Before the days of social networking and on-line profiles, I frequently failed to correctly correlate people's names to their faces. That's a nice way of saying that I forgot people's names. I'm even worse with faces, actually.
I'm so bad that I couldn't recognize my first cousin at a railroad station. ("He had a hat on," I told my then-husband, who had recognized him immediately despite having seen him only twice before.) Thank goodness most people don't have such poor facial memories, because I can usually find people because the person at the train station is looking at me, and their facial expression shows that they recognized me.
Now, when I forget a name, if I get the context right I can go through the people in my social network, and remind myself of the name. I'm pretty good at remembering names once I've read them in text, meaning my retention has gotten much better. If I'm meeting an old friend, or one I can't quite recall despite having seen him the day before, I can look them up online to remind myself.
It's fun meeting someone for the first time and knowing what they look like, or doing a telephone interview and never meeting them and still knowing what they look like. I mean, it could be potentially fun for people who can remember those types of things. (Yes, I have been unable to recognize someone in a coffee shop despite having looked up their picture online an hour before, too.)
Unfortunately, my poor facial recognition skills have been replaced by non-reciprocal relationship intimacy.
I frequently update my Facebook status, which means that anyone paying attention has a fair idea of what my life probably looks like. I am fairly careful not to write anything too intimate, or anything I don't want my employer to know. However, I do update at least once a day (less on weekends usually), and my profile is public, plus I friend anyone who wants to friend me.
What this means is that I can run into someone at a networking event, and that someone I have never met before could walk up to me and say "Hi, Rebecca! How are the home repairs going?" Now I am totally out of context with the person. I don't know how I know them (I don't), they are into my personal life (because the answer to the question is that I now have a carpet with mint-green paint splashes all over it), and worst of all I don't know their name and don't know that I am not supposed to know it.
They probably know I don't know, or at the very least wouldn't be insulted if they learned I don't know, and now it is too late because instead of giving them a blank look, I did the thing they train marketing people to do, which is too look them in the eye, smile, and confidently launch myself into the conversation. This is what I call non-reciprocal relationship intimacy. If I'm lucky and the context is right, I can exchange business cards with them.
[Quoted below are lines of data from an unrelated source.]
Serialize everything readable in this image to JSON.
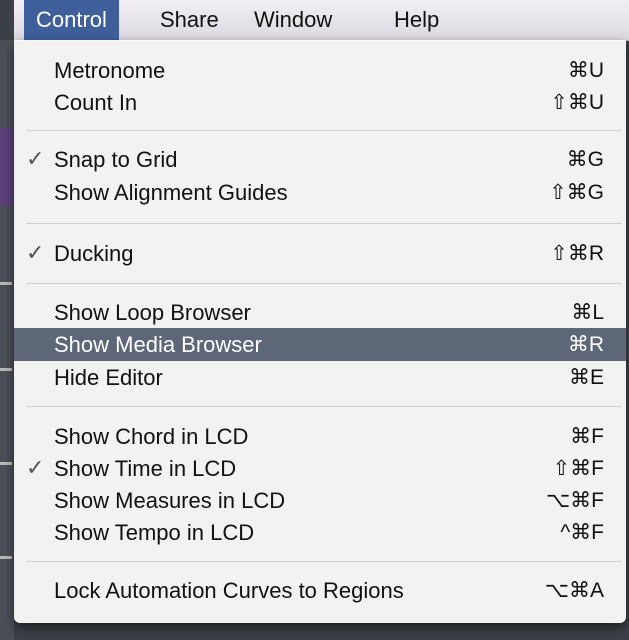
{
  "menubar": {
    "items": [
      {
        "label": "Control",
        "active": true
      },
      {
        "label": "Share"
      },
      {
        "label": "Window"
      },
      {
        "label": "Help"
      }
    ]
  },
  "menu": {
    "items": [
      {
        "label": "Metronome",
        "shortcut": "⌘U",
        "checked": false
      },
      {
        "label": "Count In",
        "shortcut": "⇧⌘U",
        "checked": false
      },
      {
        "label": "Snap to Grid",
        "shortcut": "⌘G",
        "checked": true
      },
      {
        "label": "Show Alignment Guides",
        "shortcut": "⇧⌘G",
        "checked": false
      },
      {
        "label": "Ducking",
        "shortcut": "⇧⌘R",
        "checked": true
      },
      {
        "label": "Show Loop Browser",
        "shortcut": "⌘L",
        "checked": false
      },
      {
        "label": "Show Media Browser",
        "shortcut": "⌘R",
        "checked": false,
        "highlighted": true
      },
      {
        "label": "Hide Editor",
        "shortcut": "⌘E",
        "checked": false
      },
      {
        "label": "Show Chord in LCD",
        "shortcut": "⌘F",
        "checked": false
      },
      {
        "label": "Show Time in LCD",
        "shortcut": "⇧⌘F",
        "checked": true
      },
      {
        "label": "Show Measures in LCD",
        "shortcut": "⌥⌘F",
        "checked": false
      },
      {
        "label": "Show Tempo in LCD",
        "shortcut": "^⌘F",
        "checked": false
      },
      {
        "label": "Lock Automation Curves to Regions",
        "shortcut": "⌥⌘A",
        "checked": false
      }
    ],
    "check_glyph": "✓"
  },
  "colors": {
    "highlight": "#5e6777",
    "menubar_active": "#3f5f9b"
  }
}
Unfortunately, this doesn't work in contexts such as a roller-blading, synagogue, or a supermarket.
I've always been active in online communities, and for at least the last 5 years I have met people who asked me "Are you THE Rebecca Rachmany?" (I wonder why they ask that; there aren't any other Rebecca Rachmanys I know of.) When people asked that I knew they were either members of Digital Eve or Tech-Shoret. Now, if someone asks that, I wonder what happened to their Internet connection. Not only do people not ask, because they've seen my picture, but they also know all about my professional life, and something about my personal life (usually that I am addicted to roller-blading), and they jump right into a conversation.
At the end of the day, despite a bit of discomfort, I've found the status updates have kept my friends closer to me. Often people say they feel they know what is going on in my life even though we see one another infrequently. That's a warming feeling. Even though it often seems nobody notices, people are reading those status updates, and it is creating a bond that wouldn't otherwise be there. So.... what are you doing right now?